Problem
Restate the entries below without a single change.

*** Source material Section Begins ***

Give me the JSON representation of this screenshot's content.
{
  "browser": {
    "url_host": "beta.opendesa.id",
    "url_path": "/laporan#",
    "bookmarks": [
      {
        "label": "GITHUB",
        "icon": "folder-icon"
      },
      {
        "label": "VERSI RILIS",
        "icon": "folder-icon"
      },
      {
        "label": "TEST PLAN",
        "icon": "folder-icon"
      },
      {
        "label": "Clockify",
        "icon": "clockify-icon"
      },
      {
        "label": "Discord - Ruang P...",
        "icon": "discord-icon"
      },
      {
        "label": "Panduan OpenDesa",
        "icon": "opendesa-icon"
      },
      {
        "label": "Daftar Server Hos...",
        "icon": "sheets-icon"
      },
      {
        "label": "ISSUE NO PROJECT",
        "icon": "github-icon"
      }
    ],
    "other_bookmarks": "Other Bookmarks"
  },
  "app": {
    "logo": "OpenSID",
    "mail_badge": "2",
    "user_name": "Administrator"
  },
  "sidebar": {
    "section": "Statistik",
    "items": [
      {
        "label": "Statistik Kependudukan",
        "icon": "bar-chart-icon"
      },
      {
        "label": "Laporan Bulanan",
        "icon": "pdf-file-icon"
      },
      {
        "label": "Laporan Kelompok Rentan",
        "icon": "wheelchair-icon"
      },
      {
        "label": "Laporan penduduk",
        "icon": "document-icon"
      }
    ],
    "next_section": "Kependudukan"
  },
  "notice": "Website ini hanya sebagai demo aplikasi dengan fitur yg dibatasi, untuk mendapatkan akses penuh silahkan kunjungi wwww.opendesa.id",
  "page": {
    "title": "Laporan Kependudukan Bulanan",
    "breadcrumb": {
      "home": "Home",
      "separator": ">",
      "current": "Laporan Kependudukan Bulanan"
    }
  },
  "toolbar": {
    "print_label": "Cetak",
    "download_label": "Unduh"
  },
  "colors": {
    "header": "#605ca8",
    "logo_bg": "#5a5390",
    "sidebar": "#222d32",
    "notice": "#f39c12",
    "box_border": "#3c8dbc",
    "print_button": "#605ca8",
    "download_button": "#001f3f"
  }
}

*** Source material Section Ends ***

Answer section
Give me the JSON representation of this screenshot's content.
{
  "browser": {
    "url_host": "beta.opendesa.id",
    "url_path": "/laporan#",
    "bookmarks": [
      {
        "label": "GITHUB",
        "icon": "folder-icon"
      },
      {
        "label": "VERSI RILIS",
        "icon": "folder-icon"
      },
      {
        "label": "TEST PLAN",
        "icon": "folder-icon"
      },
      {
        "label": "Clockify",
        "icon": "clockify-icon"
      },
      {
        "label": "Discord - Ruang P...",
        "icon": "discord-icon"
      },
      {
        "label": "Panduan OpenDesa",
        "icon": "opendesa-icon"
      },
      {
        "label": "Daftar Server Hos...",
        "icon": "sheets-icon"
      },
      {
        "label": "ISSUE NO PROJECT",
        "icon": "github-icon"
      }
    ],
    "other_bookmarks": "Other Bookmarks"
  },
  "app": {
    "logo": "OpenSID",
    "mail_badge": "2",
    "user_name": "Administrator"
  },
  "sidebar": {
    "section": "Statistik",
    "items": [
      {
        "label": "Statistik Kependudukan",
        "icon": "bar-chart-icon"
      },
      {
        "label": "Laporan Bulanan",
        "icon": "pdf-file-icon"
      },
      {
        "label": "Laporan Kelompok Rentan",
        "icon": "wheelchair-icon"
      },
      {
        "label": "Laporan penduduk",
        "icon": "document-icon"
      }
    ],
    "next_section": "Kependudukan"
  },
  "notice": "Website ini hanya sebagai demo aplikasi dengan fitur yg dibatasi, untuk mendapatkan akses penuh silahkan kunjungi wwww.opendesa.id",
  "page": {
    "title": "Laporan Kependudukan Bulanan",
    "breadcrumb": {
      "home": "Home",
      "separator": ">",
      "current": "Laporan Kependudukan Bulanan"
    }
  },
  "toolbar": {
    "print_label": "Cetak",
    "download_label": "Unduh"
  },
  "colors": {
    "header": "#605ca8",
    "logo_bg": "#5a5390",
    "sidebar": "#222d32",
    "notice": "#f39c12",
    "box_border": "#3c8dbc",
    "print_button": "#605ca8",
    "download_button": "#001f3f"
  }
}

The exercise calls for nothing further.